| Aim of the exercise |
Across these entries, how many lines contain the word "halftone"? Answer with only the number.

| Records for this task |
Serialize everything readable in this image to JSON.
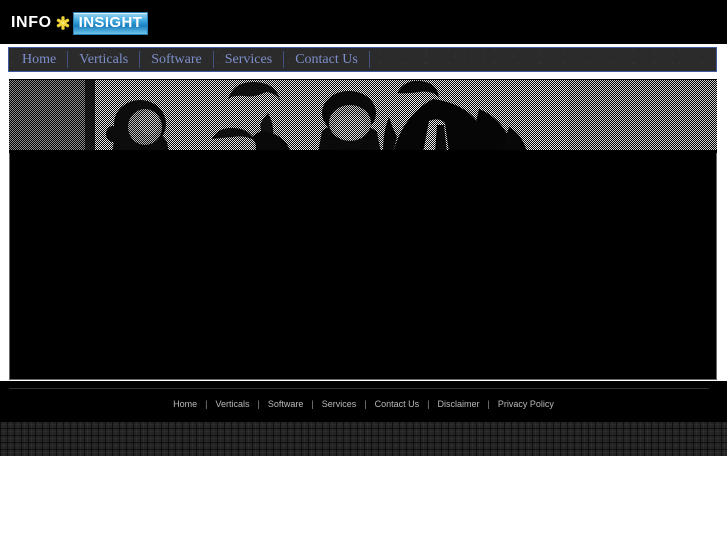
{
  "site": {
    "logo": {
      "text_primary": "INFO",
      "icon": "star-asterisk-icon",
      "text_secondary": "INSIGHT",
      "primary_color": "#ffffff",
      "star_color": "#f2d43a",
      "badge_color": "#1b7fc0"
    }
  },
  "nav": {
    "items": [
      {
        "label": "Home"
      },
      {
        "label": "Verticals"
      },
      {
        "label": "Software"
      },
      {
        "label": "Services"
      },
      {
        "label": "Contact Us"
      }
    ],
    "separator": "|",
    "link_color": "#7d8fcb",
    "border_color": "#3d5a9e",
    "background_color": "#2b2b2b"
  },
  "banner": {
    "alt": "halftone black and white photo of five business people in a meeting",
    "style": "halftone-dither-grayscale"
  },
  "content": {
    "background_color": "#000000",
    "border_color": "#6a6a6a",
    "body_text": ""
  },
  "footer": {
    "links": [
      {
        "label": "Home"
      },
      {
        "label": "Verticals"
      },
      {
        "label": "Software"
      },
      {
        "label": "Services"
      },
      {
        "label": "Contact Us"
      },
      {
        "label": "Disclaimer"
      },
      {
        "label": "Privacy Policy"
      }
    ],
    "separator": "|",
    "link_color": "#b9b9b9"
  }
}
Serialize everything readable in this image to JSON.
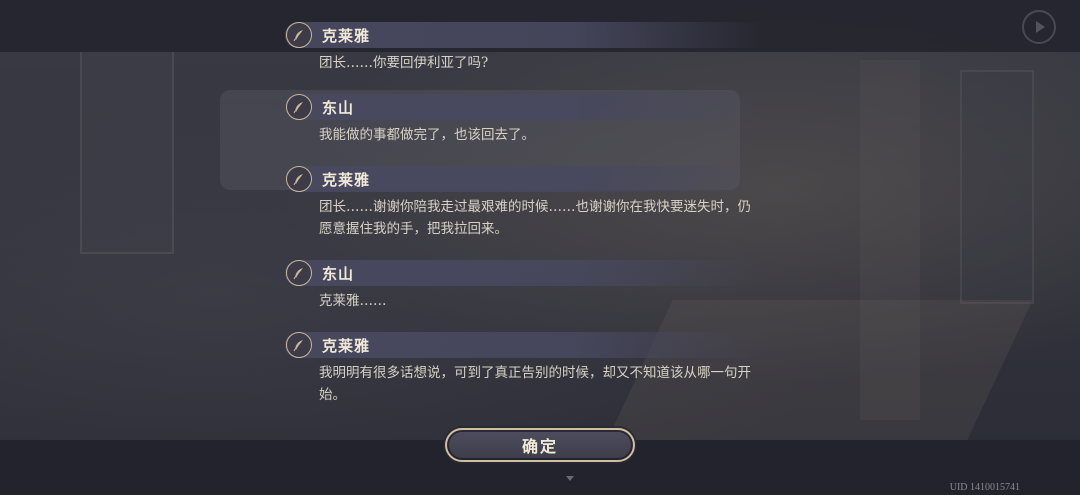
{
  "dialogue_log": [
    {
      "speaker": "克莱雅",
      "text": "团长……你要回伊利亚了吗?"
    },
    {
      "speaker": "东山",
      "text": "我能做的事都做完了，也该回去了。"
    },
    {
      "speaker": "克莱雅",
      "text": "团长……谢谢你陪我走过最艰难的时候……也谢谢你在我快要迷失时，仍愿意握住我的手，把我拉回来。"
    },
    {
      "speaker": "东山",
      "text": "克莱雅……"
    },
    {
      "speaker": "克莱雅",
      "text": "我明明有很多话想说，可到了真正告别的时候，却又不知道该从哪一句开始。"
    }
  ],
  "confirm_label": "确定",
  "uid": "UID 1410015741",
  "icons": {
    "speaker": "quill-icon",
    "top_right": "play-icon"
  },
  "colors": {
    "name_text": "#f2ead8",
    "body_text": "#d8d2c4",
    "accent_gold": "#cdbf9f",
    "bar_bg": "#48485f"
  }
}
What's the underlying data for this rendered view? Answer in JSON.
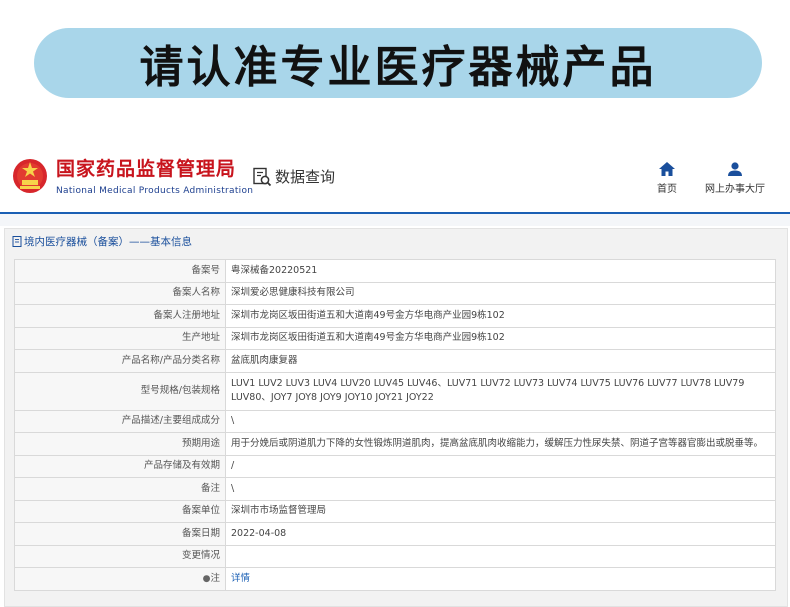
{
  "banner": {
    "title": "请认准专业医疗器械产品"
  },
  "header": {
    "agency_cn": "国家药品监督管理局",
    "agency_en": "National Medical Products Administration",
    "query_label": "数据查询",
    "nav": [
      {
        "label": "首页",
        "icon": "home-icon"
      },
      {
        "label": "网上办事大厅",
        "icon": "user-icon"
      }
    ]
  },
  "breadcrumb": {
    "text": "境内医疗器械（备案）——基本信息"
  },
  "record": {
    "rows": [
      {
        "label": "备案号",
        "value": "粤深械备20220521"
      },
      {
        "label": "备案人名称",
        "value": "深圳爱必思健康科技有限公司"
      },
      {
        "label": "备案人注册地址",
        "value": "深圳市龙岗区坂田街道五和大道南49号金方华电商产业园9栋102"
      },
      {
        "label": "生产地址",
        "value": "深圳市龙岗区坂田街道五和大道南49号金方华电商产业园9栋102"
      },
      {
        "label": "产品名称/产品分类名称",
        "value": "盆底肌肉康复器"
      },
      {
        "label": "型号规格/包装规格",
        "value": "LUV1 LUV2 LUV3 LUV4 LUV20 LUV45 LUV46、LUV71 LUV72 LUV73 LUV74 LUV75 LUV76 LUV77 LUV78 LUV79 LUV80、JOY7 JOY8 JOY9 JOY10 JOY21 JOY22"
      },
      {
        "label": "产品描述/主要组成成分",
        "value": "\\"
      },
      {
        "label": "预期用途",
        "value": "用于分娩后或阴道肌力下降的女性锻炼阴道肌肉，提高盆底肌肉收缩能力，缓解压力性尿失禁、阴道子宫等器官膨出或脱垂等。"
      },
      {
        "label": "产品存储及有效期",
        "value": "/"
      },
      {
        "label": "备注",
        "value": "\\"
      },
      {
        "label": "备案单位",
        "value": "深圳市市场监督管理局"
      },
      {
        "label": "备案日期",
        "value": "2022-04-08"
      },
      {
        "label": "变更情况",
        "value": ""
      },
      {
        "label": "注",
        "value": "详情"
      }
    ]
  },
  "colors": {
    "banner_bg": "#a9d6ea",
    "agency_red": "#c8141d",
    "nav_blue": "#1a5fb4"
  }
}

| Result of this exercise |
2